Australians don’t do political sex scandals terribly well. Perhaps it’s because Australia is a very secular society, and a good dose of Protestant prurience or Catholic guilt helps – Berlusconi’s strippers dressed as nuns. And while not a classless society, few of our children spend their formative years in boarding schools under the rule of Matron, like the children of the British elite. As for the French, in My Fair Lady Henry Higgins said that ‘The French don’t care what they do, actually, as long as they pronounce it properly’ – but even they seem finally to be taking Dominique Strauss-Kahn seriously.

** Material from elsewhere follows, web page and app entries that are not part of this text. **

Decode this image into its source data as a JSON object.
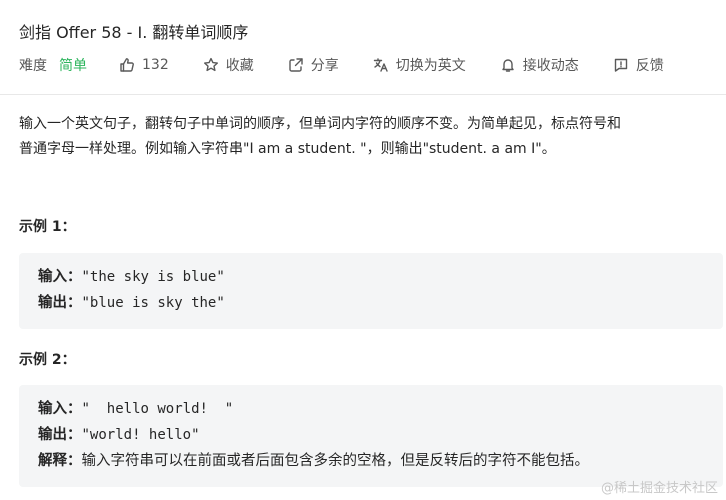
{
  "title": "剑指 Offer 58 - I. 翻转单词顺序",
  "toolbar": {
    "difficulty_label": "难度",
    "difficulty_value": "简单",
    "likes": "132",
    "favorite": "收藏",
    "share": "分享",
    "switch_lang": "切换为英文",
    "notify": "接收动态",
    "feedback": "反馈",
    "difficulty_color": "#2db55d"
  },
  "description": {
    "line1": "输入一个英文句子，翻转句子中单词的顺序，但单词内字符的顺序不变。为简单起见，标点符号和",
    "line2": "普通字母一样处理。例如输入字符串\"I am a student. \"，则输出\"student. a am I\"。"
  },
  "examples": [
    {
      "title": "示例 1：",
      "input_label": "输入：",
      "input_value": "\"the sky is blue\"",
      "output_label": "输出：",
      "output_value": "\"blue is sky the\""
    },
    {
      "title": "示例 2：",
      "input_label": "输入：",
      "input_value": "\"  hello world!  \"",
      "output_label": "输出：",
      "output_value": "\"world! hello\"",
      "explain_label": "解释：",
      "explain_value": "输入字符串可以在前面或者后面包含多余的空格，但是反转后的字符不能包括。"
    }
  ],
  "watermark": "@稀土掘金技术社区"
}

Our current scandal involving the Speaker, Peter Slipper, rates a bit higher than usual, though it hardly scales the heights of Monica Lewinsky, John Edwards or most of the poor fools outed by News of the World over the years. It is unusual though, because it (allegedly) involves homosexual, not heterosexual, activity, and because, since the numbers in the House of Representatives are so tight, it might actually bring down a government.
In the 19th century, Australian politics had its fair share of sexual hanky panky, but I can’t think of any that brought down an administration. So here, for your delectation and delight, are 5 sex scandals that didn’t make a blind bit of difference to the stability of government. Continue reading
At about five o’clock on the afternoon of 26 January 1808, Major George Johnston of the New South Wales Corps led his men from the barracks in Bridge Street. They marched in a line two or three deep along the streets of Sydney to Government House. They carried the regimental flag, and played The British Grenadier. They carried their weapons, with bayonets fixed. Their plan was to arrest Governor Bligh. Arriving at Government House, they found the governor’s daughter and a number of his supporters who had just finished dinner, but they spent some time hunting for her father, until he was found in an attic bedroom. He would later say he was destroying documents there. The soldiers insisted he was hiding under a bed.
One of the few contemporary images of the Rum Rebellion. Painted on thin paper, the illumination would have been placed in the window, with a lamp behind it. Needless to say it is propaganda rather than an accurate portrayal of the arrest
In the last few weeks, I’ve been revisiting a long neglected project of mine, a biography of an early Australian settler called Walter Davidson who became an opium trader in China. Continue reading
Posted in australian history, biography, historiography, personal and self-indulgent
Tagged George Johnston, John Macarthur, joseph banks, Joseph Foveaux, New South Wales, Rum Rebellion, Walter Davidson, William Bligh